Even though violent crime statistics are reported to be heading down, feelings, like fear, often aren’t aligned with the data. Too many of us sense that we are less safe. Of course, various news media (certainly not this one!) feed the fear cycle in order to raise their viewership or readership. But, I try not to engage in either handwringing or mudslinging. Our culture seems too often to play the blame game and to pass the buck.
There is, in fact, something each of us, can do. We are not helpless. A recent article in The New York Times prompted me to think about practical, everyday solutions. It was titled, Does Fear of Crime Fuel More Crime by Neil Gross (Sunday, August 6, 2023).
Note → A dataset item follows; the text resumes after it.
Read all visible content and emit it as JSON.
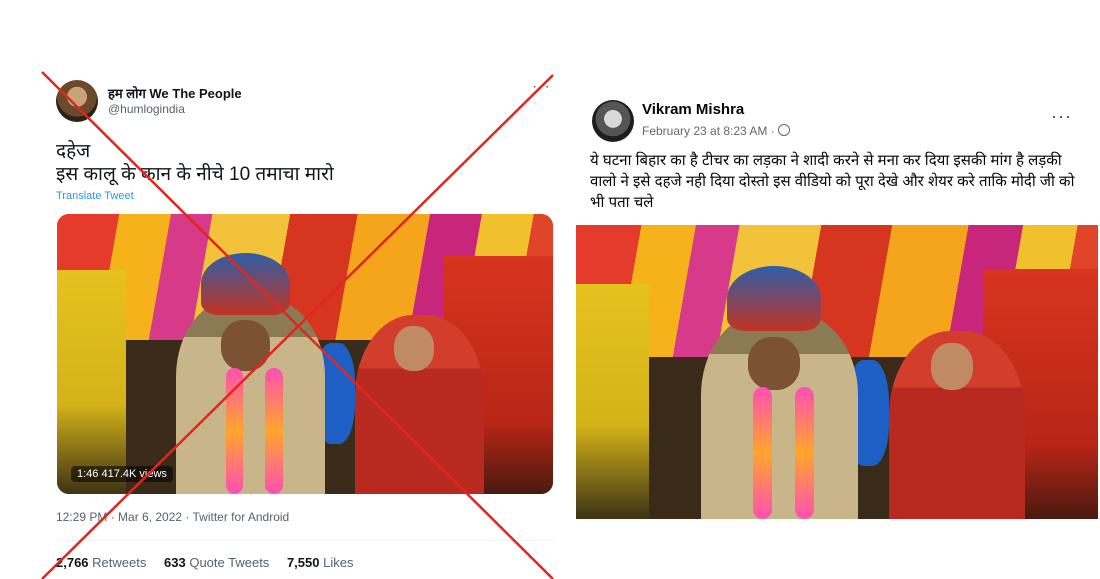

After reading, I was led to ask myself and to ask my congregation to ask themselves: What activities might fortify the social infrastructure of my community, my block, my apartment complex? Which of my neighbors should I check in on, one who appears vulnerable? Do I dare to greet passersby while dog-walking?
Seemingly small gestures can make a formidable impact. “Studies show that the more ties people have to one another in their communities, the less fearful they are of becoming crime victims, perhaps because they know they can count on others,” according to Gross.
Though my wife, Monique and I, are relatively new to Santa Monica – officially beginning at Pilgrim in October 2022 – we have already been cheered by some the neighbors we’ve met so far who embody this emboldening trait.
We look forward to meeting others because the more collegial we all can be towards one another civically, the more confident we together will become psychologically, irrespective of anything like crime statistics or negative news. An early Jewish follower of Jesus phrased it succinctly: “Perfect love drives out fear” (1 John 4:18).
By Rev. John Arthur Nunes
“Pastor John" aka Rev. John Arthur Nunes, PhD
Pastor, Pilgrim Lutheran Church, 17th Street and Wilshire Boulevard, Santa Monica